Diagnostic brain tumor test could revolutionize care of patients

Brain-tumor patient Thomas Smith hugs Dr. Elizabeth Maher following a positive visitation. Credit: UT Southwestern Medical Center

Researchers at UT Southwestern Medical Center have developed what they believe to be the first clinical application of a new imaging technique to diagnose brain tumors. The unique test could preclude the need for surgery in patients whose tumors are located in areas of the brain too dangerous to biopsy.

This new (MRS) technique provides a of cancer based on imaging of a protein associated with a mutated gene found in 80 percent of low- and intermediate-grade gliomas. Presence of the mutation also means a better prognosis.

"To our knowledge, this is the only direct metabolic consequence of a genetic mutation in a cancer cell that can be identified through noninvasive imaging," said Dr. Elizabeth Maher, associate professor of internal medicine and neurology at UT Southwestern and senior author of the study, available online in Nature Medicine. "This is a major breakthrough for brain tumor patients."
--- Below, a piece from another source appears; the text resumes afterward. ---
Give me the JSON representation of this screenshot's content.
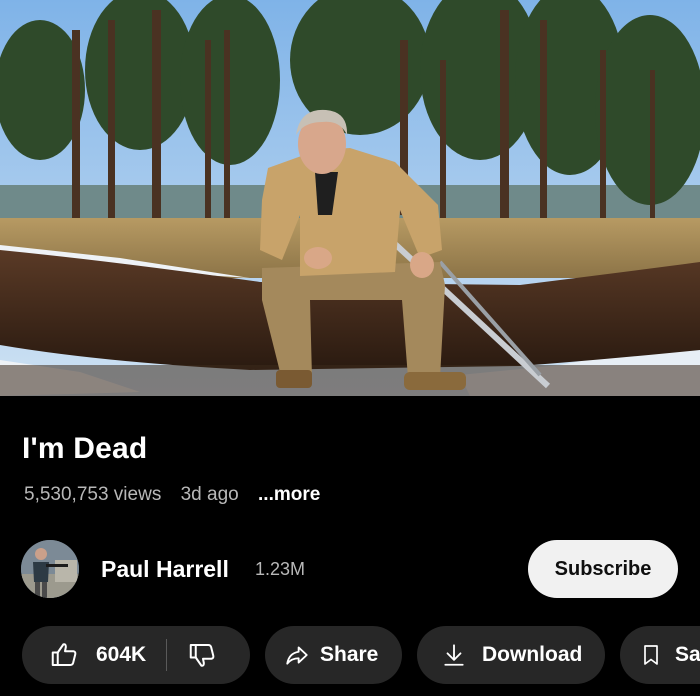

UT Southwestern researchers developed the test by modifying the settings of a (MRI) scanner to track the protein's levels. The data acquisition and analysis procedure was developed by study lead author Dr. Changho Choi, associate professor of the Advanced Imaging Research Center (AIRC) and radiology. Previous research linked high levels of this protein to the mutation, and UT Southwestern researchers already had been working on MRS of gliomas to find tumor biomarkers.

"Our next step is to make this testing procedure widely available as part of routine MRIs for . It doesn't require any injections or special equipment," said Dr. Maher, medical director of UT Southwestern's neuro-oncology program.

To substantiate the test as a diagnostic tool, biopsy samples from 30 glioma patients enrolled in the UT Southwestern clinical trial were analyzed; half had the mutation and expected high levels of the protein. MRS imaging of these patients had been done before surgery and predicted, with 100 percent accuracy, which patients had the mutation.

For Thomas Smith of Grand Prairie, the test helped determine the best time to begin chemotherapy. When an MRS scan showed a sharp rise in the 25-year-old's protein levels, this indicated to his health care team that his tumor was moving from dormancy to rapid growth.

"We treated him with chemotherapy and his protein levels came down," Dr. Maher said.

Before participating in the study, Mr. Smith had tumor removal surgery in 2007. Because part of the could not be safely removed, however, he continued to suffer seizures and had other neurological problems. Since chemotherapy, his symptoms have diminished.

"I did six rounds of chemo, every six weeks," Mr. Smith said. "My seizures stopped and all my symptoms improved. I am only on anti-seizure medication now."

Related Stories

Seeing what's inside a tumor

Jan 12, 2012

Gliomas, the most common types of brain tumor, are also among the deadliest cancers: Their mortality rate is nearly 100 percent, in part because there are very few treatments available. 

Recommended for you

Pepper and halt: Spicy chemical may inhibit gut tumors

1 hour ago

Researchers at the University of California, San Diego School of Medicine report that dietary capsaicin – the active ingredient in chili peppers – produces chronic activation of a receptor on cells lining ...

Expressive writing may help breast cancer survivors

2 hours ago

Writing down fears, emotions and the benefits of a cancer diagnosis may improve health outcomes for Asian-American breast cancer survivors, according to a study conducted by a researcher at the University of Houston (UH).

Taking the guesswork out of cancer therapy

8 hours ago

Researchers and doctors at the Institute of Bioengineering and Nanotechnology (IBN), Singapore General Hospital (SGH) and National Cancer Centre Singapore (NCCS) have co-developed the first molecular test ...

Brain tumour cells found circulating in blood

9 hours ago

(Medical Xpress)—German scientists have discovered rogue brain tumour cells in patient blood samples, challenging the idea that this type of cancer doesn't generally spread beyond the brain.

International charge on new radiation treatment for cancer

10 hours ago

(Medical Xpress)—Imagine a targeted radiation therapy for cancer that could pinpoint and blast away tumors more effectively than traditional methods, with fewer side effects and less damage to surrounding tissues and organs.

User comments